  • Summer, 2017: 15 parts per billion
  • Winter 2016: 18 parts per billion
  • Summer 2016: 22 parts per billion.

Why the increase? PWSA Interim Executive Director Robert Weimar notes since the July 2017 results, 22 sites without lead pipes or solder were removed from the compliance program. The presence of these sites would have skewed the results downward—a not encouraging thought.

As for the increase, Weimar is quoted as saying “I don’t think a few parts per billion are big differences.” The U.S. Centers for Disease Control would disagree, as they consider lead unsafe at any level, especially for young children and pregnant women.

What’s Being Done?

Under federal law, a water supplier must replace at least seven percent of lead lines a year if lead testing is at or exceeds 15 parts per billion. In the case of the PWSA, this would mean replacing approximately 1340 of its total 17,750 lead lines a year.

Between July 2016 and June 2017, the PWSA only replaced 415 lines. As of January, 2018 date, only 725 lead lines have been replaced. This failure, in part, prompted a $2.4 million Pennsylvania Department of Environmental Protection Penalty.

Weimar hopes to add orthophosphate to Pittsburgh drinking water to combat lead levels. The compound prevents lead particles from leaching into drinking water and could reduce lead levels to 5 parts per billion—an improvement, if not an ideal solution. Using orthophosphate requires DEP approval, however, and to date this approval has not been given.

Protection Yourself, Protect Your Family

Pittsburgh’s lead problems are a grim reminder the nation’s public water infrastructure is slowly disintegrating. Lead pipes have a lifespan of approximately a hundred years, and many were laid in the 1900s or earlier. Reports of public water exceeding lead thresholds are becoming commonplace across America, and as Pittsburgh makes clear, reported levels of lead can be misrepresented by sampling the wrong houses.

To keep you and your family safe, we recommend a filter capable of reducinglead as well as other organic and inorganic contaminants. Both our EZConnect compact water filters and NSF-Certified Six-Stage Reverse Osmosis filtration systems reduce lead, chlorine, and fluoride from drinking water.
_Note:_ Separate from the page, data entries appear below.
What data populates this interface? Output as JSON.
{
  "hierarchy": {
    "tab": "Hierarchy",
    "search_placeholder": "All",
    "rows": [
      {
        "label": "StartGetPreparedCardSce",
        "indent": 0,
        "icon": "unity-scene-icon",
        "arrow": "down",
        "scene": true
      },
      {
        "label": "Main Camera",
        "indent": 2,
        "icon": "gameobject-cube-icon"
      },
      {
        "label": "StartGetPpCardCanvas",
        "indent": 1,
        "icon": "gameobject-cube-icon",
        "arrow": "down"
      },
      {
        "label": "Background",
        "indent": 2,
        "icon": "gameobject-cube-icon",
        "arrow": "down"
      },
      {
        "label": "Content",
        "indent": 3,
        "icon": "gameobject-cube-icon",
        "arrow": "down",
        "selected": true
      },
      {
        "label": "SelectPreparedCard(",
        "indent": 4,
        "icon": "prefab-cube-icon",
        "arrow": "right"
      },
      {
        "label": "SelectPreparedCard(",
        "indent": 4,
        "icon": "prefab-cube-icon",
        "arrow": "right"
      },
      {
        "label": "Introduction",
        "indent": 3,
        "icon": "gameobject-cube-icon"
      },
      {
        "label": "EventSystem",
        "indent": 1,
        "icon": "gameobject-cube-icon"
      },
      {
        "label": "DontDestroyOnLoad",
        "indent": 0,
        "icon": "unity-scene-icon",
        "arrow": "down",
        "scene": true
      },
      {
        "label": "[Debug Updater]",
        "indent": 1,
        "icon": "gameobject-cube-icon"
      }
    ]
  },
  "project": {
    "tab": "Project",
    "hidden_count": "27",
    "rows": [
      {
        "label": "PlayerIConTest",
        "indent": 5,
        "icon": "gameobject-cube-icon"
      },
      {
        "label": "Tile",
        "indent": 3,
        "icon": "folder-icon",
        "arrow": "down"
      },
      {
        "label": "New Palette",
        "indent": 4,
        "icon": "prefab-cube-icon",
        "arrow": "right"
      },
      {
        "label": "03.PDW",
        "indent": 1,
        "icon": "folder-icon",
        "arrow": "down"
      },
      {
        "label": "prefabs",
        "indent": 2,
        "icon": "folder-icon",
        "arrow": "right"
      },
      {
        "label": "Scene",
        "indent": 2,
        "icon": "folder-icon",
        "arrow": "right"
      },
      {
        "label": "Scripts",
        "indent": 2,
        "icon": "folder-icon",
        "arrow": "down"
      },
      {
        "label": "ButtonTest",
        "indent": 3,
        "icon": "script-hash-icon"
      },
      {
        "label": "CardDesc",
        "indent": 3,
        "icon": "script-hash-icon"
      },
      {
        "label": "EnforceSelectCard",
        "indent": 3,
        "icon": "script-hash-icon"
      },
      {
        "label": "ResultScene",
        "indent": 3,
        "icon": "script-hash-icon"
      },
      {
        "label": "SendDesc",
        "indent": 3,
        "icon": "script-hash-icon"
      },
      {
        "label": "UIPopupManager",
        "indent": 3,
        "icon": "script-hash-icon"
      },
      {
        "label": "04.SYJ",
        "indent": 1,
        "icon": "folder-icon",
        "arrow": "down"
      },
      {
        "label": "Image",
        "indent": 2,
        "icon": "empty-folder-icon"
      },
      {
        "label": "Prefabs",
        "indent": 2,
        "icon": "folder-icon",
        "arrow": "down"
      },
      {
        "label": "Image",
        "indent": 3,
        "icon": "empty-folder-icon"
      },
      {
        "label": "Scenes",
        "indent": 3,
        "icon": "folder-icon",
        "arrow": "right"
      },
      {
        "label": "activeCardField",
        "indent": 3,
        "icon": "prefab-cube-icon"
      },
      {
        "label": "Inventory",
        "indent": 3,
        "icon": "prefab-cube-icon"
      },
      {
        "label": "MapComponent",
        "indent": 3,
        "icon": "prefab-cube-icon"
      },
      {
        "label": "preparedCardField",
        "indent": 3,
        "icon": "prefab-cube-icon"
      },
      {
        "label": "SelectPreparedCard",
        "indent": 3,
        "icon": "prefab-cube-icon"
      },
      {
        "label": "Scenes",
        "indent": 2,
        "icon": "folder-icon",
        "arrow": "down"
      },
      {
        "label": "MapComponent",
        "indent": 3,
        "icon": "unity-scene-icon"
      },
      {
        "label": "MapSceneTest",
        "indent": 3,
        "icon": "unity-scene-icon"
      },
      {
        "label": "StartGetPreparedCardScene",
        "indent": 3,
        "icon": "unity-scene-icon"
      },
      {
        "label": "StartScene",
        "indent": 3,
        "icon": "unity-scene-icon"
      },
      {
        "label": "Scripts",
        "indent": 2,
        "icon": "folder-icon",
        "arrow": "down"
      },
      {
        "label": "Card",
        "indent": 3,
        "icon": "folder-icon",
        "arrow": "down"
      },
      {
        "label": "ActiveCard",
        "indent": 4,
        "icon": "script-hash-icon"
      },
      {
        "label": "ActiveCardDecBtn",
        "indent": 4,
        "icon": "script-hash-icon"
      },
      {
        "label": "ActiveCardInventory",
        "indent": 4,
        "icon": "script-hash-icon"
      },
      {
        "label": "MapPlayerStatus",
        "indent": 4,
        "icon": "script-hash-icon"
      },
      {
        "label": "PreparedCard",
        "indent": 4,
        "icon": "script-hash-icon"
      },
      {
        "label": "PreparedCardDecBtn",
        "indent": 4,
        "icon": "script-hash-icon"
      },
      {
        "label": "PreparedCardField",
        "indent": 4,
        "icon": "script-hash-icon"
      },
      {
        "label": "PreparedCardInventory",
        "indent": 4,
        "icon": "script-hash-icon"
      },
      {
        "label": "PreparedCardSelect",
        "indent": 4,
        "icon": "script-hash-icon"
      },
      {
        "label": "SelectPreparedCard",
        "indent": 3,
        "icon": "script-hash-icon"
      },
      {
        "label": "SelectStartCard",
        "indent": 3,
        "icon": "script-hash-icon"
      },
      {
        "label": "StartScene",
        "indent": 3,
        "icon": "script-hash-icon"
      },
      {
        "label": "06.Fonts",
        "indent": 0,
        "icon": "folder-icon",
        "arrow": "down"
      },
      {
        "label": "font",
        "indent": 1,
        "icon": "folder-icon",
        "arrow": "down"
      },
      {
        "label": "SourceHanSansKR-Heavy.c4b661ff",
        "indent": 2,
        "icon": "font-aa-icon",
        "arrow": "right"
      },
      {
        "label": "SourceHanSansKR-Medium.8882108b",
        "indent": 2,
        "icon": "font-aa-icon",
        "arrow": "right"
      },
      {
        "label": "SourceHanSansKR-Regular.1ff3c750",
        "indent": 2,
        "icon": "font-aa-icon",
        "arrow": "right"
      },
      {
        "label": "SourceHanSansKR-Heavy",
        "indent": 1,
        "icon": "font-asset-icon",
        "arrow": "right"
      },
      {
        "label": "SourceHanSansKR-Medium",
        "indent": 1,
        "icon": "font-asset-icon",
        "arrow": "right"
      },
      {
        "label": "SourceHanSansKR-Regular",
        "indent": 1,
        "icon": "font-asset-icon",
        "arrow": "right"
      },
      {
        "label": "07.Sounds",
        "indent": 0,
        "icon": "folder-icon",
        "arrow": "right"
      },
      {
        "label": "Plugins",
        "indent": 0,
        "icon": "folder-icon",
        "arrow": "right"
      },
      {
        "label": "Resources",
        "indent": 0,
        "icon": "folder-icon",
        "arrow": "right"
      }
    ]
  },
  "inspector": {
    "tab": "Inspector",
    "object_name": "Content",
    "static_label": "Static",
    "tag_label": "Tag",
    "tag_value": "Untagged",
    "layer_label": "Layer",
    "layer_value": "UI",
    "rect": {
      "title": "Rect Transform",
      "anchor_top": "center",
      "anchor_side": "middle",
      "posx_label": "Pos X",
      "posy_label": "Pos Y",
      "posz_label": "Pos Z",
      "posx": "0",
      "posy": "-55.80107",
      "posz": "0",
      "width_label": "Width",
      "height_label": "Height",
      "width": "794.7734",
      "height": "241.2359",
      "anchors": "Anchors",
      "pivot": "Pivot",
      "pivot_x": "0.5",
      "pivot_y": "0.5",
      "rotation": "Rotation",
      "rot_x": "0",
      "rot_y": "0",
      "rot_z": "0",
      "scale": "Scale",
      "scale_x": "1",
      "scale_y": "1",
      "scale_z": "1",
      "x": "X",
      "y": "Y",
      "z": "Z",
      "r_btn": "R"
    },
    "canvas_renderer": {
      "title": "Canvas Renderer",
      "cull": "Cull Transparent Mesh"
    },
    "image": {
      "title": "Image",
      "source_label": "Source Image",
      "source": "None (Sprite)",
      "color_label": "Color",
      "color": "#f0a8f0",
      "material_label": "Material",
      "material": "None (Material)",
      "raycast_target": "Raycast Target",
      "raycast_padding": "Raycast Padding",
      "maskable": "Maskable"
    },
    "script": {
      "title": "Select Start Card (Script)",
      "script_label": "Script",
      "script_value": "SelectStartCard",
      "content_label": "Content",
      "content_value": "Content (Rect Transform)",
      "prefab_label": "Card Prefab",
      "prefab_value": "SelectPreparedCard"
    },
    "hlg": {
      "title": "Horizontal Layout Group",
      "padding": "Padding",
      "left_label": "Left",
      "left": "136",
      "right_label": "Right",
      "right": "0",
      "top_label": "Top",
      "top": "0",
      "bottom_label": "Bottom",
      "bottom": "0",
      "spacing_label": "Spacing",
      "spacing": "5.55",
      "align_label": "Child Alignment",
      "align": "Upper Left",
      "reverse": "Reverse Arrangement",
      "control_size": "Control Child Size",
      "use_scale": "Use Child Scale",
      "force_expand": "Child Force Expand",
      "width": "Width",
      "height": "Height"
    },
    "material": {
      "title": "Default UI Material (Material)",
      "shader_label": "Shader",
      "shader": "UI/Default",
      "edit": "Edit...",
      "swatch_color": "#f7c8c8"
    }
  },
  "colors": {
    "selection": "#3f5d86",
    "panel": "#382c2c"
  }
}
Pelican Combo System Salt-Free Water Softener Whole-House Water Filter